A ferry reform bill passed the Alaska House of Representatives 37-0 on Wednesday, with no objections from the floor. But Gov. Mike Dunleavy believes the bill violates the separation of powers clause in the Alaska Constitution.
House Bill 63 would create an Alaska Marine Highway Operations Board, which would craft short- and long-term planning for Alaska’s ferry fleet. The bill would also bind the Alaska Department of Transportation to incorporate the board’s directions into daily operations.
The Alaska Marine Highway System has been struggling with deep funding cuts, an aging fleet and steep declines in ridership during the COVID-19 pandemic.
“My hometown of Sitka is getting less ferry service than any point since the 1960s,” Rep. Jonathan Kreiss-Tomkins (D-Sitka) said on the House floor Wednesday. “That sort of puts things into context that we are definitely going backwards and not forwards. And it really affects people’s lives.”
He relayed his experience as a coastal resident left in the lurch: At the end of last year’s legislative session, there were no state ferries between the capital and his hometown, so he used a private carrier.
“It took me four weeks on Alaska Marine Lines to barge my car, from Juneau to Sitka,” Kreiss-Tomkins said. “This is simply not tenable for quality of life or commerce.”
Reforming the Alaska Marine Highway System has been a priority of coastal legislators who want more autonomy for the state ferry system. And House Bill 63 found bipartisan support with Railbelt lawmakers like Rep. James Kauffman (R-Anchorage), who worked to refine the legislation.
“Coming from South Anchorage, I didn’t think I would be getting all busy on a bill about the ferries,” the freshman legislator told fellow lawmakers. “But it turned out it was an enjoyable process, even though it was hard work.”
Gov. Mike Dunleavy floated a similar initiative earlier in the year that’s stalled in a House committee.
But this bill differs by requiring four of the board’s nine members be appointed by legislative leadership. That could be a sticking point with the executive branch, which released a statement questioning the House bill’s constitutionality just hours after its passage.
The governor’s office says allowing lawmakers to appoint members to an executive board violates the separation of powers.
“The Governor and Speaker (Louise) Stutes both share the belief that the advisory board needs to be reformed,” Governor’s Office spokesman Jeff Turner told CoastAlaska by email. “However, the board appointment process contained in HB 63 is considered to be unconstitutional by the administration because it permits the presiding officers of the legislature to appoint members to an executive board.”
That wrinkle was raised in an April 6 legal memo to lawmakers. But legislative counsel said since the operations board would be largely advisory, a court may find no legal issues exist.
The bill now heads to the state Senate for consideration, where its first hearing is set for May 11.
The bill comes as lawmakers announce they’ve reached a consensus on a plan that would forward fund the ferry system by 18 months, rather than a year.
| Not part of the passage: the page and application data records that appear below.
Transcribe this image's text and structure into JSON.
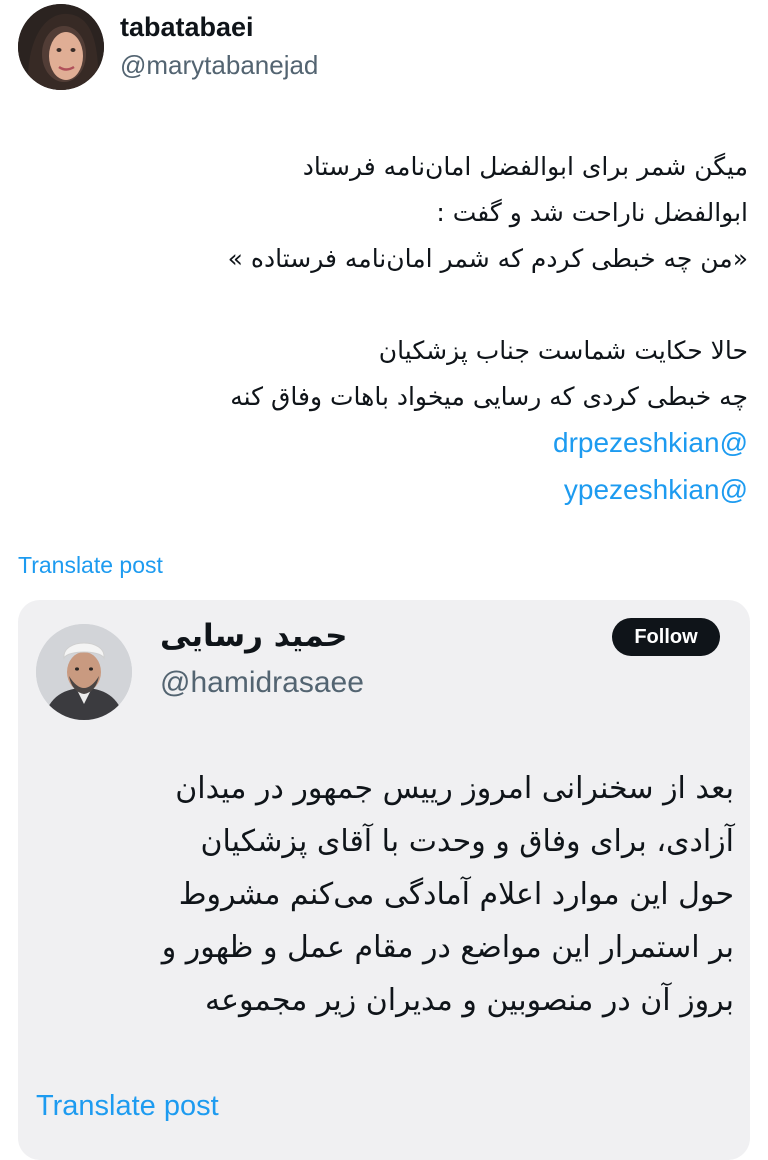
{
  "tweet": {
    "author_name": "tabatabaei",
    "author_handle": "@marytabanejad",
    "lines": [
      "میگن شمر برای ابوالفضل امان‌نامه فرستاد",
      "ابوالفضل ناراحت شد و گفت :",
      "«من چه خبطی کردم که شمر امان‌نامه فرستاده »",
      "حالا حکایت شماست جناب پزشکیان",
      "چه خبطی کردی که رسایی میخواد باهات وفاق کنه"
    ],
    "mentions": [
      "@drpezeshkian",
      "@ypezeshkian"
    ],
    "translate_label": "Translate post"
  },
  "quoted": {
    "author_name": "حمید رسایی",
    "author_handle": "@hamidrasaee",
    "follow_label": "Follow",
    "lines": [
      "بعد از سخنرانی امروز رییس جمهور در میدان",
      "آزادی، برای وفاق و وحدت با آقای پزشکیان",
      "حول این موارد اعلام آمادگی می‌کنم مشروط",
      "بر استمرار این مواضع در مقام عمل و ظهور و",
      "بروز آن در منصوبین و مدیران زیر مجموعه"
    ],
    "translate_label": "Translate post"
  },
  "colors": {
    "link": "#1d9bf0",
    "card_bg": "#f0f0f2",
    "follow_bg": "#0f1419"
  }
}
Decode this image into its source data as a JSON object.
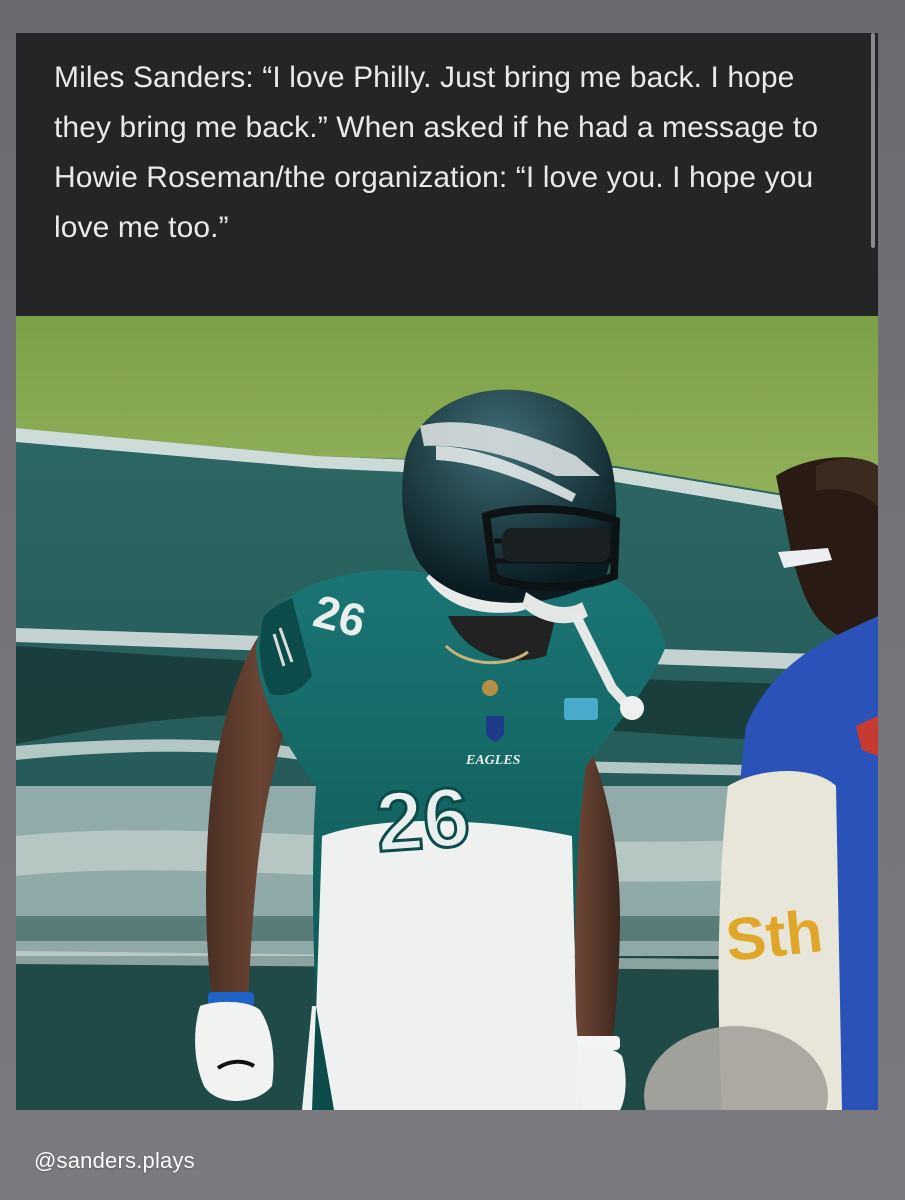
{
  "tweet": {
    "text": "Miles Sanders: “I love Philly. Just bring me back. I hope they bring me back.” When asked if he had a message to Howie Roseman/the organization: “I love you. I hope you love me too.”"
  },
  "photo": {
    "jersey_number": "26",
    "chest_lettering": "EAGLES"
  },
  "footer": {
    "handle": "@sanders.plays"
  },
  "colors": {
    "background": "#6e6e74",
    "tweet_card": "#242526",
    "tweet_text": "#e7e9ea",
    "eagles_midnight_green": "#0b5f5c",
    "field_grass": "#86a84e"
  }
}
The ferry system is also in line to receive nearly $77 million in federal pandemic relief.
But the final ferry budget remains to be worked out by both legislative houses and signed by the governor.